Charleston, South Carolina (CNN) - White House hopeful Newt Gingrich continues to unapologetically defend his stance on immigration and chide his opponents for distorting his position.
Gingrich did not mention any rivals by name when he addressed the issue at a Charleston town hall, but Minnesota Congresswoman Michele Bachmann has become the former House Speaker's most vocal critic ever since he argued at last week's CNN debate that the GOP should take a "humane" position on illegal immigrants who are well-assimilated into society and should be considered for legal status.
"Several of my friends have said I'm for amnesty, that's not true. At least one of them is going around saying I want to have amnesty for 11 million people, that's just totally false. That's in fact an Obama-level, Obama-quality statement," said Gingrich Monday evening.
Gingrich was vague when he characterized how many illegal immigrants might benefit from creating a path to earned legality, telling approximately 600 people at the College of Charleston's Sottile Theater, "I think the number that would affect is relatively small but it's not non-existent."
Gingrich's website describes "a path to legality, but not citizenship" for "some of the millions of people who are here outside the law" but are law-abiding, tax-paying individuals with deep ties to America. Relatively small, perhaps, when comparing millions to the total sum of an estimated 8-12 million people living in the United States who entered illegally.
The rising Republican presidential candidate appealed to strong anti-illegal immigration sentiments in the state by criticizing the Obama administration for suing South Carolina, Alabama and Arizona for enacting legislation allowing local authorities to crack down on undocumented immigrants.
Earlier Monday, Gingrich met with South Carolina state Sen. Larry Grooms about South Carolina's new immigration law and slammed President Obama at the town hall for allowing 16 foreign countries to be part of a Department of Justice lawsuit against the Palmetto State.

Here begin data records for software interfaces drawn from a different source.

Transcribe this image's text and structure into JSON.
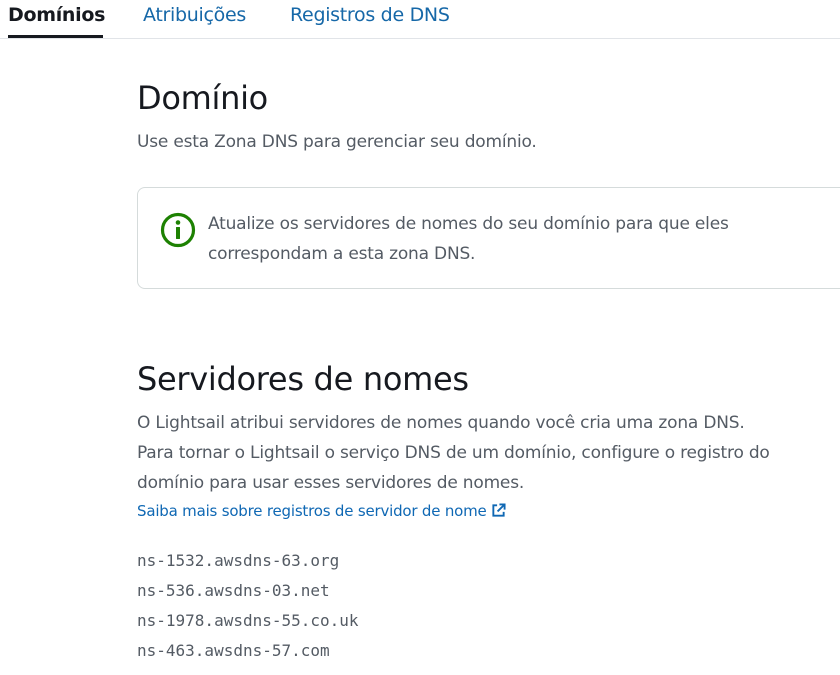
{
  "tabs": [
    {
      "label": "Domínios",
      "active": true
    },
    {
      "label": "Atribuições",
      "active": false
    },
    {
      "label": "Registros de DNS",
      "active": false
    }
  ],
  "domain": {
    "title": "Domínio",
    "description": "Use esta Zona DNS para gerenciar seu domínio."
  },
  "alert": {
    "icon": "info-circle-icon",
    "line1": "Atualize os servidores de nomes do seu domínio para que eles",
    "line2": "correspondam a esta zona DNS."
  },
  "nameservers": {
    "title": "Servidores de nomes",
    "description_line1": "O Lightsail atribui servidores de nomes quando você cria uma zona DNS.",
    "description_line2": "Para tornar o Lightsail o serviço DNS de um domínio, configure o registro do",
    "description_line3": "domínio para usar esses servidores de nomes.",
    "learn_more": "Saiba mais sobre registros de servidor de nome",
    "list": [
      "ns-1532.awsdns-63.org",
      "ns-536.awsdns-03.net",
      "ns-1978.awsdns-55.co.uk",
      "ns-463.awsdns-57.com"
    ]
  },
  "colors": {
    "link": "#0f68b4",
    "success_green": "#1d8102",
    "text": "#16191f",
    "secondary_text": "#545b64"
  }
}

"I would side with South Carolina," said Gingrich. "The president of the United States in that many different places can't figure out what side he's on? It makes you wonder which country he thinks he's president of."
Republican Congressman Tim Scott, a tea party favorite who hosted the town hall-style event with Gingrich, told CNN's John King he doesn't agree with Gingrich's position on a path to legality but said voters in the state weren't looking for "the perfect candidate."
Gingrich is making an aggressive push in South Carolina by building the largest campaign operation to date with nine paid staffers. He is also picking up a considerable amount of tea party support that may help him become the conservative alternative to former Massachusetts Gov. Mitt Romney.
Gene Bertoluzzi of Summerville attended Monday night's town hall and said he is volunteering for the Gingrich campaign along with his wife, Dana, but he wants to wait and see if Gingrich can hold onto his frontrunner status.
"My problem is that everybody that's been a frontrunner has fallen off the fence after they get up, so lets' see how long he can do this without falling off," he said.
Gingrich is on a three-day campaign swing through South Carolina, the first southern state to vote in the primary and caucus calendar, holding a number of meetings, fundraisers and events. Tuesday he'll open his Beaufort Country field office in Bluffton and hold a town hall meeting there and in Newberry. He'll hold another town hall meeting Wednesday morning at Tommy's Ham House in Greenville.